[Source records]

┏━━

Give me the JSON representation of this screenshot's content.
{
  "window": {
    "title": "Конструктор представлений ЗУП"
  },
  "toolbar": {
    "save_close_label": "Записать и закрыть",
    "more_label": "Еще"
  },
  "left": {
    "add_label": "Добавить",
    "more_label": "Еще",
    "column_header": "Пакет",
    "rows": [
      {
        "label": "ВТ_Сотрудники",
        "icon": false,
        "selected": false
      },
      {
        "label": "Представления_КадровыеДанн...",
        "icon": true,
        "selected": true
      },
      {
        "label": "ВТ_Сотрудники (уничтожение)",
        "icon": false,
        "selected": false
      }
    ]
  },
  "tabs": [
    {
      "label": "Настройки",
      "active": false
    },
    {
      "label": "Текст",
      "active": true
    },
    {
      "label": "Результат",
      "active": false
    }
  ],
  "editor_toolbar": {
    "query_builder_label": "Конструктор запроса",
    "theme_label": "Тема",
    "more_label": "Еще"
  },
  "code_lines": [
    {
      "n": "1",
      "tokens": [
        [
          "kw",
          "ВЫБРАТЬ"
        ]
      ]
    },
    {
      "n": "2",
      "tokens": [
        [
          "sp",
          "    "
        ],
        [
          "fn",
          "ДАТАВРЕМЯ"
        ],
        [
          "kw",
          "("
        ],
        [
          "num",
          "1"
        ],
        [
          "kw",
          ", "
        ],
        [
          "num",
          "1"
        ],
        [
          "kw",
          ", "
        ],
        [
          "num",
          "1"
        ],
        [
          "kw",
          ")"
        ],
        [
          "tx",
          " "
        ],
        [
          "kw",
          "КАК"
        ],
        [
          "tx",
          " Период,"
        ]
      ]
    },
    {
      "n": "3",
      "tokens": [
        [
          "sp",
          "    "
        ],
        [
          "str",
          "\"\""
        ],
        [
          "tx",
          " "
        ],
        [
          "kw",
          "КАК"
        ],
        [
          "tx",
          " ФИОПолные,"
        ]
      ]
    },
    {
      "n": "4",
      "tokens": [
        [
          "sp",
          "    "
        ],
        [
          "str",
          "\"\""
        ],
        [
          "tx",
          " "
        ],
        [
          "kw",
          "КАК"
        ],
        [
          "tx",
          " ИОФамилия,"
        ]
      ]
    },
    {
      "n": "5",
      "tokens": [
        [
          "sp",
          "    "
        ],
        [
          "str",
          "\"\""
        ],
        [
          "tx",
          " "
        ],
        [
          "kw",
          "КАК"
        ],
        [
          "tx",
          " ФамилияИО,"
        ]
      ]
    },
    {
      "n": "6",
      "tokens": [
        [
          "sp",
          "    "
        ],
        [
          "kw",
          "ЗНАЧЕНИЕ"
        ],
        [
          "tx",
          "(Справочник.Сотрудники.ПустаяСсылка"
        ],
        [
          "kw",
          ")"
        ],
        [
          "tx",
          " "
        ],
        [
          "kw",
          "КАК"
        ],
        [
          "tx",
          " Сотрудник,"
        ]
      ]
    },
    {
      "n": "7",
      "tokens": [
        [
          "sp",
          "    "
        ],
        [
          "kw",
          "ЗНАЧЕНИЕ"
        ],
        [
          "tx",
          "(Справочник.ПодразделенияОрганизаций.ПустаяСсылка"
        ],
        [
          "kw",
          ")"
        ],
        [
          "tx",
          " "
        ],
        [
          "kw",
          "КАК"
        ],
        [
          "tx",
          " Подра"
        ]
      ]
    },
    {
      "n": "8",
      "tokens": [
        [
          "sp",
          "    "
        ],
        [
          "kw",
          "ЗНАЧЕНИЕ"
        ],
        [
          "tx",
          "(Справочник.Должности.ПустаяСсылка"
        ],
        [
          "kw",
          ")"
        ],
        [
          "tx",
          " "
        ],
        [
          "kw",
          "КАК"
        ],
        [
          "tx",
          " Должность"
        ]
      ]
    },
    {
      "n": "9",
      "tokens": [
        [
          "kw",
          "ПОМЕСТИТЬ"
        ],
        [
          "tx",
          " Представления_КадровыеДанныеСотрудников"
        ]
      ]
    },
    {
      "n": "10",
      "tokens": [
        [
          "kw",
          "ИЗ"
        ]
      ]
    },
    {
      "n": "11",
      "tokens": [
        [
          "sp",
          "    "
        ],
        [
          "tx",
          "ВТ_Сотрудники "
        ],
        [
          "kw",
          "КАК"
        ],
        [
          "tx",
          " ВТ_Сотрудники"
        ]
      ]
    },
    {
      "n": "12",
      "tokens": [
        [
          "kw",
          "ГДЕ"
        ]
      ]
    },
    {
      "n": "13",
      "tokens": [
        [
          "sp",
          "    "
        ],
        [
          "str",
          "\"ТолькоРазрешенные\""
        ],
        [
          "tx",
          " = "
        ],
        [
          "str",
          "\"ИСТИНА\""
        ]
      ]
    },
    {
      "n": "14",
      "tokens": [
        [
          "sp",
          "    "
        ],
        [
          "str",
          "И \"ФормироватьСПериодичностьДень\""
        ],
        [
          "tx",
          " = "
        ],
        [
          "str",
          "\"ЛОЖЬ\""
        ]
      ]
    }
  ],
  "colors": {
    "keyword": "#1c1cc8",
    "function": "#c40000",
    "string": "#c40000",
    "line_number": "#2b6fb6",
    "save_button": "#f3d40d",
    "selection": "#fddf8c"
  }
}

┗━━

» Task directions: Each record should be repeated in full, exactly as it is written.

» Exercise result:
Give me the JSON representation of this screenshot's content.
{
  "window": {
    "title": "Конструктор представлений ЗУП"
  },
  "toolbar": {
    "save_close_label": "Записать и закрыть",
    "more_label": "Еще"
  },
  "left": {
    "add_label": "Добавить",
    "more_label": "Еще",
    "column_header": "Пакет",
    "rows": [
      {
        "label": "ВТ_Сотрудники",
        "icon": false,
        "selected": false
      },
      {
        "label": "Представления_КадровыеДанн...",
        "icon": true,
        "selected": true
      },
      {
        "label": "ВТ_Сотрудники (уничтожение)",
        "icon": false,
        "selected": false
      }
    ]
  },
  "tabs": [
    {
      "label": "Настройки",
      "active": false
    },
    {
      "label": "Текст",
      "active": true
    },
    {
      "label": "Результат",
      "active": false
    }
  ],
  "editor_toolbar": {
    "query_builder_label": "Конструктор запроса",
    "theme_label": "Тема",
    "more_label": "Еще"
  },
  "code_lines": [
    {
      "n": "1",
      "tokens": [
        [
          "kw",
          "ВЫБРАТЬ"
        ]
      ]
    },
    {
      "n": "2",
      "tokens": [
        [
          "sp",
          "    "
        ],
        [
          "fn",
          "ДАТАВРЕМЯ"
        ],
        [
          "kw",
          "("
        ],
        [
          "num",
          "1"
        ],
        [
          "kw",
          ", "
        ],
        [
          "num",
          "1"
        ],
        [
          "kw",
          ", "
        ],
        [
          "num",
          "1"
        ],
        [
          "kw",
          ")"
        ],
        [
          "tx",
          " "
        ],
        [
          "kw",
          "КАК"
        ],
        [
          "tx",
          " Период,"
        ]
      ]
    },
    {
      "n": "3",
      "tokens": [
        [
          "sp",
          "    "
        ],
        [
          "str",
          "\"\""
        ],
        [
          "tx",
          " "
        ],
        [
          "kw",
          "КАК"
        ],
        [
          "tx",
          " ФИОПолные,"
        ]
      ]
    },
    {
      "n": "4",
      "tokens": [
        [
          "sp",
          "    "
        ],
        [
          "str",
          "\"\""
        ],
        [
          "tx",
          " "
        ],
        [
          "kw",
          "КАК"
        ],
        [
          "tx",
          " ИОФамилия,"
        ]
      ]
    },
    {
      "n": "5",
      "tokens": [
        [
          "sp",
          "    "
        ],
        [
          "str",
          "\"\""
        ],
        [
          "tx",
          " "
        ],
        [
          "kw",
          "КАК"
        ],
        [
          "tx",
          " ФамилияИО,"
        ]
      ]
    },
    {
      "n": "6",
      "tokens": [
        [
          "sp",
          "    "
        ],
        [
          "kw",
          "ЗНАЧЕНИЕ"
        ],
        [
          "tx",
          "(Справочник.Сотрудники.ПустаяСсылка"
        ],
        [
          "kw",
          ")"
        ],
        [
          "tx",
          " "
        ],
        [
          "kw",
          "КАК"
        ],
        [
          "tx",
          " Сотрудник,"
        ]
      ]
    },
    {
      "n": "7",
      "tokens": [
        [
          "sp",
          "    "
        ],
        [
          "kw",
          "ЗНАЧЕНИЕ"
        ],
        [
          "tx",
          "(Справочник.ПодразделенияОрганизаций.ПустаяСсылка"
        ],
        [
          "kw",
          ")"
        ],
        [
          "tx",
          " "
        ],
        [
          "kw",
          "КАК"
        ],
        [
          "tx",
          " Подра"
        ]
      ]
    },
    {
      "n": "8",
      "tokens": [
        [
          "sp",
          "    "
        ],
        [
          "kw",
          "ЗНАЧЕНИЕ"
        ],
        [
          "tx",
          "(Справочник.Должности.ПустаяСсылка"
        ],
        [
          "kw",
          ")"
        ],
        [
          "tx",
          " "
        ],
        [
          "kw",
          "КАК"
        ],
        [
          "tx",
          " Должность"
        ]
      ]
    },
    {
      "n": "9",
      "tokens": [
        [
          "kw",
          "ПОМЕСТИТЬ"
        ],
        [
          "tx",
          " Представления_КадровыеДанныеСотрудников"
        ]
      ]
    },
    {
      "n": "10",
      "tokens": [
        [
          "kw",
          "ИЗ"
        ]
      ]
    },
    {
      "n": "11",
      "tokens": [
        [
          "sp",
          "    "
        ],
        [
          "tx",
          "ВТ_Сотрудники "
        ],
        [
          "kw",
          "КАК"
        ],
        [
          "tx",
          " ВТ_Сотрудники"
        ]
      ]
    },
    {
      "n": "12",
      "tokens": [
        [
          "kw",
          "ГДЕ"
        ]
      ]
    },
    {
      "n": "13",
      "tokens": [
        [
          "sp",
          "    "
        ],
        [
          "str",
          "\"ТолькоРазрешенные\""
        ],
        [
          "tx",
          " = "
        ],
        [
          "str",
          "\"ИСТИНА\""
        ]
      ]
    },
    {
      "n": "14",
      "tokens": [
        [
          "sp",
          "    "
        ],
        [
          "str",
          "И \"ФормироватьСПериодичностьДень\""
        ],
        [
          "tx",
          " = "
        ],
        [
          "str",
          "\"ЛОЖЬ\""
        ]
      ]
    }
  ],
  "colors": {
    "keyword": "#1c1cc8",
    "function": "#c40000",
    "string": "#c40000",
    "line_number": "#2b6fb6",
    "save_button": "#f3d40d",
    "selection": "#fddf8c"
  }
}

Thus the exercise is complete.